** STORED DATA follows **

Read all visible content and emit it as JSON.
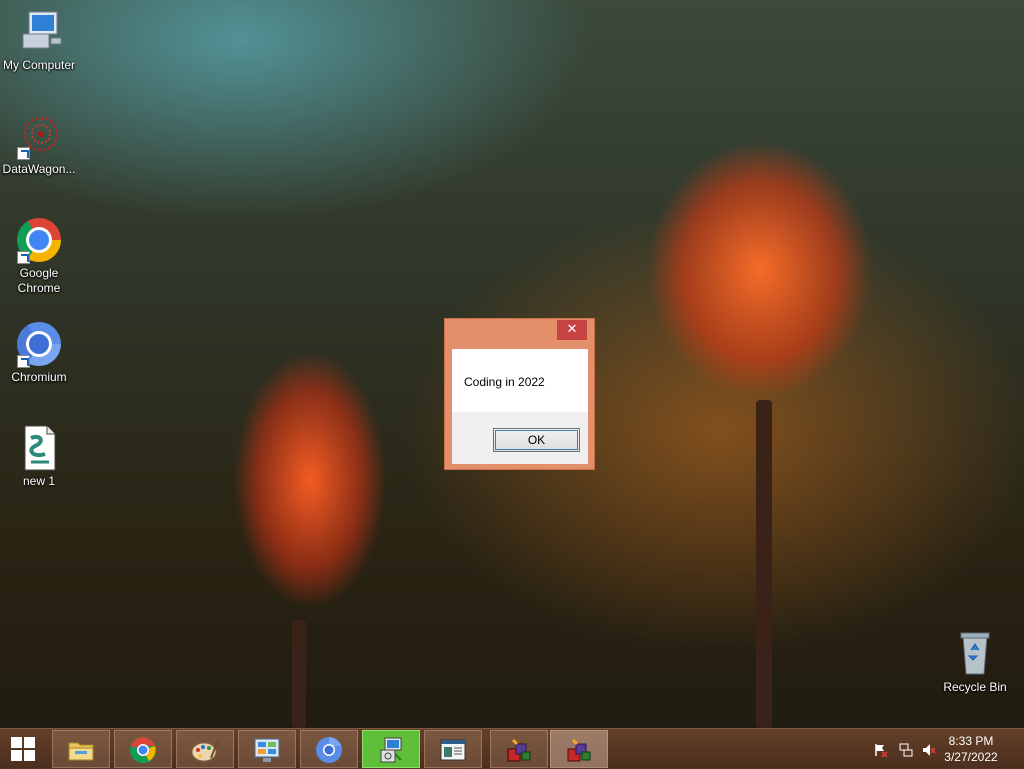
{
  "desktop": {
    "icons": [
      {
        "label": "My Computer",
        "icon": "computer-icon"
      },
      {
        "label": "DataWagon...",
        "icon": "datawagon-icon"
      },
      {
        "label": "Google Chrome",
        "icon": "chrome-icon"
      },
      {
        "label": "Chromium",
        "icon": "chromium-icon"
      },
      {
        "label": "new 1",
        "icon": "document-icon"
      },
      {
        "label": "Recycle Bin",
        "icon": "recycle-bin-icon"
      }
    ]
  },
  "dialog": {
    "message": "Coding in 2022",
    "ok_label": "OK",
    "close_glyph": "✕"
  },
  "taskbar": {
    "buttons": [
      {
        "name": "file-explorer",
        "icon": "folder-icon"
      },
      {
        "name": "google-chrome",
        "icon": "chrome-icon"
      },
      {
        "name": "paint",
        "icon": "palette-icon"
      },
      {
        "name": "control-panel",
        "icon": "control-panel-icon"
      },
      {
        "name": "chromium",
        "icon": "chromium-icon"
      },
      {
        "name": "installer",
        "icon": "installer-icon",
        "highlight": "#5fbf3a"
      },
      {
        "name": "window-app",
        "icon": "window-icon"
      },
      {
        "name": "app-1",
        "icon": "blocks-icon"
      },
      {
        "name": "app-2",
        "icon": "blocks-icon"
      }
    ],
    "tray": {
      "icons": [
        "action-center-flag-icon",
        "network-icon",
        "volume-muted-icon"
      ],
      "time": "8:33 PM",
      "date": "3/27/2022"
    }
  },
  "colors": {
    "dialog_frame": "#e3906a",
    "close_button": "#c74242",
    "taskbar": "#6e462d"
  }
}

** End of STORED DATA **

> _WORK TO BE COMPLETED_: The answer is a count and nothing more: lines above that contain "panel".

> _TASK RESPONSE_: 2